Perform general maintenance for vehicles and buildings. Experience should include some or all of the following skills: carpentry, electrical work, plumbing, and light vehicle maintenance. You will be expected to keep all of the buildings' and outbuildings' systems functioning at their best. You will need to repair any break downs, perform routine cleaning and maintenance, and keep track of this maintenance so that any warranties are maintained or insurance requirements are met. Maintenance staff members may work part-time or full-time hours, depending on the size of the facility. They are also usually required to work both day and evening hours. A night time maintenance staff member is often required to work the evening so that if a need arises during the night it can be addressed.
Maintenance staff members may also be required to haul tables and chairs from one dining room to another, or to an outside dining event, or to provide assistance with other projects. It is usually a job that entails some physical labor on a daily basis. Previous maintenance experience is usually required.
Sales/Gift Shop Clerk
Gift shop clerks are responsible for selling souvenirs and other items in gift shops. This means answering guest questions and encouraging sales. At some hotels you may also be required to keep track of store inventory and make recommendations based on how items are selling. You may also assist with stocking shelves, receiving new items, and ordering more inventory. You will need to balance your cash drawer each time you work. This can be part-time or full-time work, depending on the store and where it's located. The working conditions are not too strenuous, but you will spend most of your shift on your feet. If you are expected to help with stocking, you may be required to left boxes that weigh up to 50 pounds. Work hours are usually during the day, although some evening hours may also be included in your shift. Previous cashiering and sales experience are often required. If this is an area of interest for you, read our Retail Jobs section.
This job is most often found at larger hotels or those located in larger urban settings. The customer service rep or concierge is available to meet guest needs and answer questions. If the guest is looking for a restaurant, a place to go to buy a particular item, or services such as childcare or car service, the customer service/concierge is the person who will answer these questions or make the arrangements for the guest. Most hotels have formed relationships with other businesses that supply the most commonly asked for services by guests so that when a need arises the customer service or concierge knows who to contact.
This can be a part-time job, but during the busiest season it is often a full-time job. These employees work both day and night shifts, but usually not past the late evening hours. You will need to have good organizational skills and an eye for detail to do well in this position. Some higher end hotels prefer employees who have previous experience in the hotel industry for this job.

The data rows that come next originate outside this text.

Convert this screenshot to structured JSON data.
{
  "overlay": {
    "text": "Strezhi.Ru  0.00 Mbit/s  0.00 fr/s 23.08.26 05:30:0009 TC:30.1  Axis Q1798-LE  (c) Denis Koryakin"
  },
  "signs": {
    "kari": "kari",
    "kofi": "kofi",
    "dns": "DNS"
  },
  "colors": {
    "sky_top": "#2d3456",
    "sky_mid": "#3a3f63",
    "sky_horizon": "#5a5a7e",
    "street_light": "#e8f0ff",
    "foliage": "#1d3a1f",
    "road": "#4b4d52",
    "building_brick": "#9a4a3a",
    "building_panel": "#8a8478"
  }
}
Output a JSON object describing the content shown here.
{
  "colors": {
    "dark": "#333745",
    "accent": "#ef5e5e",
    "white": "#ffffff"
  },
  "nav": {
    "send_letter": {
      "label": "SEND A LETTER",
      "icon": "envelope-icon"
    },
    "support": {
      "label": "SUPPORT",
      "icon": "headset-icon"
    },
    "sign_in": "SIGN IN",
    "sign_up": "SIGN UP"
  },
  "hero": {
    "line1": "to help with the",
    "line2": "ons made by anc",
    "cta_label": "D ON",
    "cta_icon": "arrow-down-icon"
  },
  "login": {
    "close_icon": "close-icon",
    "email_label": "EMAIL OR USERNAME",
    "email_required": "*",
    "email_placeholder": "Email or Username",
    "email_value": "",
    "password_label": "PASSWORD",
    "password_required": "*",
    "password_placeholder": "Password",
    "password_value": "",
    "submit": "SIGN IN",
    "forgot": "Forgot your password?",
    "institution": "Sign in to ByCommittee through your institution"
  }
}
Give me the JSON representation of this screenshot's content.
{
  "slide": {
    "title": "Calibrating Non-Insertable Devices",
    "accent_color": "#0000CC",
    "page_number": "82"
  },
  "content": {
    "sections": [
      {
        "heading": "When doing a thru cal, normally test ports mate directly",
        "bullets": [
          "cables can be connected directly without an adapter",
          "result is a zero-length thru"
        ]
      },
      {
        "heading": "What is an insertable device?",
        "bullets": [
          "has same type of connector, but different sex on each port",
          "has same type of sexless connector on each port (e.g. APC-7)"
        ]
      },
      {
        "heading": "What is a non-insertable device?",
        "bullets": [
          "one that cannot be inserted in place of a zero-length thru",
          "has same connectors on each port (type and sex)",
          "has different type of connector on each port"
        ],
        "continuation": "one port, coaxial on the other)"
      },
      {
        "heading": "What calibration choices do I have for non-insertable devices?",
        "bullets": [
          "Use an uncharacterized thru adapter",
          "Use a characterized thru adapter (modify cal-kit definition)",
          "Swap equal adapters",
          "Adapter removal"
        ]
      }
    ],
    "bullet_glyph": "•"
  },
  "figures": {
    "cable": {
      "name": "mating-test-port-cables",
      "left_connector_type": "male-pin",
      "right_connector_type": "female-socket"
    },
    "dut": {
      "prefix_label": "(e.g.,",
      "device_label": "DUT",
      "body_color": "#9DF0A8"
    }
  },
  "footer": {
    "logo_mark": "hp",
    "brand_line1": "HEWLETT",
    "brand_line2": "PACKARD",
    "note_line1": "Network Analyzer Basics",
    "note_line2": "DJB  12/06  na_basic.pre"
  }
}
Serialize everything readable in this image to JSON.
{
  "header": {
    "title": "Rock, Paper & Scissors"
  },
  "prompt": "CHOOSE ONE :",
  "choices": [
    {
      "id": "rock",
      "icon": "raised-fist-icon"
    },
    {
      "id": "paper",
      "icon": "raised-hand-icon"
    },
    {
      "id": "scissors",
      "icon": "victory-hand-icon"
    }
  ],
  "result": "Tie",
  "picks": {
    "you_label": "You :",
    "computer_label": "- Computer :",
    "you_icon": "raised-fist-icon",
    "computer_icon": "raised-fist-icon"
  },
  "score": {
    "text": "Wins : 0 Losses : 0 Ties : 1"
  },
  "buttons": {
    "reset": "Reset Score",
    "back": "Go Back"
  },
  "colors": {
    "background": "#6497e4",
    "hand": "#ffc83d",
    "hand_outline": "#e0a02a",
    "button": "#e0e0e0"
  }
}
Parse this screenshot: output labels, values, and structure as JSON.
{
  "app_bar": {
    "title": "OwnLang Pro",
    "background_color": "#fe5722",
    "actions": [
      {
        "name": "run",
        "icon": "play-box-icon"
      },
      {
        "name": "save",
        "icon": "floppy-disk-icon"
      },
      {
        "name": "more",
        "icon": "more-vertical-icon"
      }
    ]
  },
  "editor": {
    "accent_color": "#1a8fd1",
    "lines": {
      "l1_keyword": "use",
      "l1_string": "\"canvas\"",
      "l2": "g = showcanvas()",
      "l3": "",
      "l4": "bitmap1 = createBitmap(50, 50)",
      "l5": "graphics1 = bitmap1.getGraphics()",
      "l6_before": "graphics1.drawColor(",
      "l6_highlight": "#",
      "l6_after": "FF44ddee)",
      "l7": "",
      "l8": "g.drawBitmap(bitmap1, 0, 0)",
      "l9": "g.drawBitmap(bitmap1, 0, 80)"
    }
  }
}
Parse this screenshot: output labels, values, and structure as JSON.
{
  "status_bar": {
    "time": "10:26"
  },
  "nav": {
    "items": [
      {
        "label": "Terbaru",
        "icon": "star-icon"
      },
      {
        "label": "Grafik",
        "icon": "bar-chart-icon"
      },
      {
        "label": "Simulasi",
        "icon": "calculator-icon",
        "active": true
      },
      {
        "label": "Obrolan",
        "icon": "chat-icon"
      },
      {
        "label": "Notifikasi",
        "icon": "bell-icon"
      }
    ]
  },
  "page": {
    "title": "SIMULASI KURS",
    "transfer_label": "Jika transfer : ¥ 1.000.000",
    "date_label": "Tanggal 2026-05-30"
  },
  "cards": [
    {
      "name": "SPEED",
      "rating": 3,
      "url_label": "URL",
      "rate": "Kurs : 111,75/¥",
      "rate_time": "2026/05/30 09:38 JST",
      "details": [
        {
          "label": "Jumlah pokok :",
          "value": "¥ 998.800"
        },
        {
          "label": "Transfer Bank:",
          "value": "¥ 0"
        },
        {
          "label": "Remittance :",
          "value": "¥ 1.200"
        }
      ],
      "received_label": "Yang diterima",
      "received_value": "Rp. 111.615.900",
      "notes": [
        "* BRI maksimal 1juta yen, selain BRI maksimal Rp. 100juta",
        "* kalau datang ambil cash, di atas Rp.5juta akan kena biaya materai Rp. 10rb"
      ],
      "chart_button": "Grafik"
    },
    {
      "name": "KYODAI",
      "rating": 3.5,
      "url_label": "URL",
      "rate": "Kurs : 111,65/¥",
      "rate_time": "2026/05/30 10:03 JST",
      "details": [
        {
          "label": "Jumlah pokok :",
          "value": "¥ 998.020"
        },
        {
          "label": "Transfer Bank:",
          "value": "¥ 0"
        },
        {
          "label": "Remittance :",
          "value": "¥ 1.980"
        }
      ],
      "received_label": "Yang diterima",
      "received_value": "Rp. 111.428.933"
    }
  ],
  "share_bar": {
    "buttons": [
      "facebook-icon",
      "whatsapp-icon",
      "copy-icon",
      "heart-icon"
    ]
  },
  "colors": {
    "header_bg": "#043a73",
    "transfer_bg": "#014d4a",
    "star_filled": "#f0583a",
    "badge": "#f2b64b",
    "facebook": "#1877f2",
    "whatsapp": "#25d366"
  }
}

This is only a sample of the many kinds of summer job opportunities available in the Alaska hospitality industry. Every hotel or resort has different needs. Some smaller companies prefer flexible employees willing to tackle just about any job. A cheerful, friendly attitude is one of the most important traits for hospitality workers.
Seasonal Cooking Jobs (and Kitchen Work) >>>